When you have finished editing your project, the final step is to combine all of your edits into a final video that you can share with others. This process is known as rendering your video. Fortunately, like everything else in PiTiVi, this is simple.
Click the Render project button and a dialog box appears. Click the Choose File button and select where you want your rendered file to be saved. You now can click the Render button, and your video will be rendered by default as an Ogg Theora video.
If you want to control what kind of video format and size is rendered, click the Modify button.
In this dialog box, set the visible size of the video in the Video Output section. There are a variety of defaults here, but you can select Custom if you want to specify your own size. In the Audio Output section, you can specify the audio quality of your video. Finally, in the Export to section, you can choose which codecs are used in your project. An important note here is that the Container file type can often contain a different type of codec. As an example, the .avi container can have many different types of video codecs inside.
When you are happy with the settings, click the OK button to accept the settings, and then click the Render button in the render project dialog box to start rendering the video. Rendering can take a while, so go grab a cup of coffee. Afterward, you will have your fully edited video ready to view and show others. Congratulations!
In this article, I've explained how to get started with PiTiVi and how its simple and usability-oriented design and toolset can be used to create a range of different types of videos. Although simplicity sometimes can be confused for lack of capability, PiTiVi certainly can meet the needs of many home videos for sharing with friends and family.
Although PiTiVi is simple and flexible, the project is by no means standing still. The team already is working on transitions and titles for videos as we speak. PiTiVi has a rosy future, and so, therefore, does video on Linux. Be sure to let Linux Journal know what kind of videos you are making with it. Good luck!
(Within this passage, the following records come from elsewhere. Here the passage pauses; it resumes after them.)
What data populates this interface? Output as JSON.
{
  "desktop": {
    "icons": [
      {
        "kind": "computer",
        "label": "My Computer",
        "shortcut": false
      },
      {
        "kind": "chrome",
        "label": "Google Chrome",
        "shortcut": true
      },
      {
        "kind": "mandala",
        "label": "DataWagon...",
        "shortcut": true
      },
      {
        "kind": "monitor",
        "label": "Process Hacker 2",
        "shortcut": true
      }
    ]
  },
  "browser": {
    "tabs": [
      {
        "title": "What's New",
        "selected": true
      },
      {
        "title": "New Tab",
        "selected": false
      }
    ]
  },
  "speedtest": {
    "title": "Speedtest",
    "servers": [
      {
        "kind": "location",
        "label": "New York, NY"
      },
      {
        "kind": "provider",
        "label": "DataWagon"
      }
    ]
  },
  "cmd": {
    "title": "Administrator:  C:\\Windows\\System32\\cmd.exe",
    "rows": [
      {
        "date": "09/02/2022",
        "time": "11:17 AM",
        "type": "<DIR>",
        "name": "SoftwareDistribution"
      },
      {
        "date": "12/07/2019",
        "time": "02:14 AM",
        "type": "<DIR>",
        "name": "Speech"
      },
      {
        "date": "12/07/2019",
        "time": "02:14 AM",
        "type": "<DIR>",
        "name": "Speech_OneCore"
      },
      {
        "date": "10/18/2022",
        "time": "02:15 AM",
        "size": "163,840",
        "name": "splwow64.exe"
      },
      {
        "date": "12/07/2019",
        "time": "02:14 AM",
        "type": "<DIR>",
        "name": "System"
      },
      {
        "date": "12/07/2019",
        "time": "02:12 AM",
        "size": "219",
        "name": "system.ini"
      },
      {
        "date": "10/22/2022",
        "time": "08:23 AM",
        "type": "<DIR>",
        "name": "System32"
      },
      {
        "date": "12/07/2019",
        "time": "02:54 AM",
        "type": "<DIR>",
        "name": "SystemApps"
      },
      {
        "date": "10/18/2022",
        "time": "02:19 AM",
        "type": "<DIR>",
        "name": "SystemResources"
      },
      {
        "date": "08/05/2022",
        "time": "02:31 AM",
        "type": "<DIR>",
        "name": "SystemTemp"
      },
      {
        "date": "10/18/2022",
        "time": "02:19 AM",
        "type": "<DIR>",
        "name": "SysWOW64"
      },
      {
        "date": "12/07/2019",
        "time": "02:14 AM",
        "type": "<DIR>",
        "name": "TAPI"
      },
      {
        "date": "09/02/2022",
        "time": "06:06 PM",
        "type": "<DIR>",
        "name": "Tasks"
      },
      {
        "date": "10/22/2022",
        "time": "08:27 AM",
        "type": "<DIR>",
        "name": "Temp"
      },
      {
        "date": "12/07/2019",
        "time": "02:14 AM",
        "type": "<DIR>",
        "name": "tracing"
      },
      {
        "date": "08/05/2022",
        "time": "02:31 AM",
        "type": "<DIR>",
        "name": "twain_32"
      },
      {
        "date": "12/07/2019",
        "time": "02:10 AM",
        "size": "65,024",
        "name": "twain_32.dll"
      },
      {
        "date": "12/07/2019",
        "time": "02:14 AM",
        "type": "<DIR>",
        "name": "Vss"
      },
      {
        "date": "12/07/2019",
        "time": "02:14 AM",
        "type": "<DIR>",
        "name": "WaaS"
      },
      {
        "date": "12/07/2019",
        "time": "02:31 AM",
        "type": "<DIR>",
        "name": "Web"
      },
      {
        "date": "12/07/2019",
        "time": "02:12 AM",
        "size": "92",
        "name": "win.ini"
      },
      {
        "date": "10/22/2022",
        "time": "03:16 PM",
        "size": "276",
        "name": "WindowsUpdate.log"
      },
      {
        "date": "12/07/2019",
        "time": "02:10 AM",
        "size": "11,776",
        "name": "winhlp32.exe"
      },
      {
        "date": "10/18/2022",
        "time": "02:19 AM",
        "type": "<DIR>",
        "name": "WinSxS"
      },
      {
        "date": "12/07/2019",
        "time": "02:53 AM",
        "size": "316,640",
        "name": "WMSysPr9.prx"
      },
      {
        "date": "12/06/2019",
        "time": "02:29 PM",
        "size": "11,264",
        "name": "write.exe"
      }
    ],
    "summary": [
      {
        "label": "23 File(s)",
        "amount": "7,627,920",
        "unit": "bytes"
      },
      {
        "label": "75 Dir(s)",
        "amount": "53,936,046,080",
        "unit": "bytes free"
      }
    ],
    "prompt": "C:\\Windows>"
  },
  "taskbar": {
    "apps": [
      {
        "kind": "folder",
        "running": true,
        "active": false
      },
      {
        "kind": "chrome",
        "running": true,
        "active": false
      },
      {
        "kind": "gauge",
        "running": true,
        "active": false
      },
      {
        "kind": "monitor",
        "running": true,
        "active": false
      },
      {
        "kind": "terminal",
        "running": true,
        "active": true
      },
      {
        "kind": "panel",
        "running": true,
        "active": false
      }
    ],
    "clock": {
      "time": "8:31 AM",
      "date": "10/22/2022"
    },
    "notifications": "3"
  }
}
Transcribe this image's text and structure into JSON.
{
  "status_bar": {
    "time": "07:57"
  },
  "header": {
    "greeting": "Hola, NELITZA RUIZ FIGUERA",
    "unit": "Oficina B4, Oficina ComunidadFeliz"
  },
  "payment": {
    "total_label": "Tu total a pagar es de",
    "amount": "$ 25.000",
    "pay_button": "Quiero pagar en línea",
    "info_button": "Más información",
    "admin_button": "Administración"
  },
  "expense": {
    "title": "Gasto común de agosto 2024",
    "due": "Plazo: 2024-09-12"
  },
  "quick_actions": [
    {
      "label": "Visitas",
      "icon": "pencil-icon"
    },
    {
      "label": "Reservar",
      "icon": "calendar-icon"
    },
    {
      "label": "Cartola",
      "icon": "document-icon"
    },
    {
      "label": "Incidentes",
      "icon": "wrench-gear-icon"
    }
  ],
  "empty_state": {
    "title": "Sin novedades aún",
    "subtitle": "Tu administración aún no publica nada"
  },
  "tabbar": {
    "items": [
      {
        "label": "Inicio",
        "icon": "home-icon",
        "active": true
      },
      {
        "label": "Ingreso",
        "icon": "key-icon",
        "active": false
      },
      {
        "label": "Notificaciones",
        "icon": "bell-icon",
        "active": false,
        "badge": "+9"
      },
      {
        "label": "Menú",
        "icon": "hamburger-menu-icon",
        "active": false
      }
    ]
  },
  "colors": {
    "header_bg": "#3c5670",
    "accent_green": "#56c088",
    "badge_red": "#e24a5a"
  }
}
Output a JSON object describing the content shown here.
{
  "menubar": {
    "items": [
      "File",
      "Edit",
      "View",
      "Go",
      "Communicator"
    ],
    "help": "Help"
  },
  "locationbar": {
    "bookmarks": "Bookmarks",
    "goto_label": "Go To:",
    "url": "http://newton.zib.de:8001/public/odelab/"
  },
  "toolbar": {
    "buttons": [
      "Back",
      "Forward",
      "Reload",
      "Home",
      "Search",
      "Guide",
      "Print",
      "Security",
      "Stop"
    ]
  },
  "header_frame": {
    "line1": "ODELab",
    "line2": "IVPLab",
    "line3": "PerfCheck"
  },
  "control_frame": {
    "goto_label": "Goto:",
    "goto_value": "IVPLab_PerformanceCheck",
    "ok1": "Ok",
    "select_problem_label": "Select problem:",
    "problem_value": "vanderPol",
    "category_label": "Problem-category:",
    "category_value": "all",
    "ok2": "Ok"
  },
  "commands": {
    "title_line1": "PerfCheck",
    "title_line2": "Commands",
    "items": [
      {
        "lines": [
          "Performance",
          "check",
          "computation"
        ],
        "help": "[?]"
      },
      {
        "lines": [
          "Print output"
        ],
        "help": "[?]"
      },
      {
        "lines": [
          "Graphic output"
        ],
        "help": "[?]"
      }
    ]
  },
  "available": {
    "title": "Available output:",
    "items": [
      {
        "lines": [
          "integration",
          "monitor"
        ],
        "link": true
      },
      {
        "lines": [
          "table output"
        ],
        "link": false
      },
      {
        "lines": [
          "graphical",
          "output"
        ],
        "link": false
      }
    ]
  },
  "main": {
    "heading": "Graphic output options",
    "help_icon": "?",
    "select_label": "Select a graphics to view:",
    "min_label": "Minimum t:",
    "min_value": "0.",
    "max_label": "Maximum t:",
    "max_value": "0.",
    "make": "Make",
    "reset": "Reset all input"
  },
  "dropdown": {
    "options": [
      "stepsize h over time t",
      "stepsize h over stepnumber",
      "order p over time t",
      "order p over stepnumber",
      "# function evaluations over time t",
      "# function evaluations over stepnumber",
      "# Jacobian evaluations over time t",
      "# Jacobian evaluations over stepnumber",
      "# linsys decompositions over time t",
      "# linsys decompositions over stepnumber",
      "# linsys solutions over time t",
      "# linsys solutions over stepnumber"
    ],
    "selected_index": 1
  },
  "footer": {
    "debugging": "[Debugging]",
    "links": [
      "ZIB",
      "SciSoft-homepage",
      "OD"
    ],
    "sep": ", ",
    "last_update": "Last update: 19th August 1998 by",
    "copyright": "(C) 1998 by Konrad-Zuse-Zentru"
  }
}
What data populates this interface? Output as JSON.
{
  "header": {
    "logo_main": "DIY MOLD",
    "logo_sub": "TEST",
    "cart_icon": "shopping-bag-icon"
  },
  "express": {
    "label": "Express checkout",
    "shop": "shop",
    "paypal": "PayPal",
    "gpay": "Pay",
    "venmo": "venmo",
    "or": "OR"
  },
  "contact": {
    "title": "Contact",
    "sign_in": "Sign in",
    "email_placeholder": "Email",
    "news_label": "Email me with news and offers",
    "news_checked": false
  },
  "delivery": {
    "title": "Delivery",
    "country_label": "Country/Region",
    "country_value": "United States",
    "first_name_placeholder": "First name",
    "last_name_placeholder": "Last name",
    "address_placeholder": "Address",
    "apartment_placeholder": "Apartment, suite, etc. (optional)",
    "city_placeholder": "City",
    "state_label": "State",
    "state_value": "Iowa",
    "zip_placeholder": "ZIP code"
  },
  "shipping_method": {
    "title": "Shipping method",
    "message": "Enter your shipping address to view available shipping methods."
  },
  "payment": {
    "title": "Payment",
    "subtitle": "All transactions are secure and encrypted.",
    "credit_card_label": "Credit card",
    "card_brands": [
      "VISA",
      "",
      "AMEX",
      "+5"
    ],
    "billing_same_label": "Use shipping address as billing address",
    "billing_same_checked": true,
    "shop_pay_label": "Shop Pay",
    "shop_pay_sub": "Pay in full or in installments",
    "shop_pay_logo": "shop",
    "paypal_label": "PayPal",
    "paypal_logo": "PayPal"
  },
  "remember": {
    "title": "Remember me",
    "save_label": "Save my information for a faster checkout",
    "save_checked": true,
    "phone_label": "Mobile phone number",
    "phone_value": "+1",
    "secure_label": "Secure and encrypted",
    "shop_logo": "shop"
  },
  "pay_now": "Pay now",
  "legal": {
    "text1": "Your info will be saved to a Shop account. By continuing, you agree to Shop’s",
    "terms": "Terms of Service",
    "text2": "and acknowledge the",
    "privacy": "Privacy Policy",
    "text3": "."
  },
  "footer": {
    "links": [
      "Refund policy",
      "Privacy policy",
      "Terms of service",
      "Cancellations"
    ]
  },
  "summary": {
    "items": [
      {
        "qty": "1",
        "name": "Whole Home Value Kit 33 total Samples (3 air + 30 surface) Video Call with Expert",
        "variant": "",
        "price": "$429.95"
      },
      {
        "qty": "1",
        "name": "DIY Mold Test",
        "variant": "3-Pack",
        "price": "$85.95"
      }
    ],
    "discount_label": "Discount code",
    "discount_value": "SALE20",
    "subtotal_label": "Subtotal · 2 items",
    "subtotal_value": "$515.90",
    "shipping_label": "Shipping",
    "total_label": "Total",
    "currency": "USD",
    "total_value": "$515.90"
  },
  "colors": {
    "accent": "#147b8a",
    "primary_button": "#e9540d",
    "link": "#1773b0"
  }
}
Jono Bacon is the Ubuntu Community Manager at Canonical, author of The Art Of Community published by O'Reilly, founder of the Community Leadership Summit and co-presenter on Shot Of Jaq and FLOSSWeekly.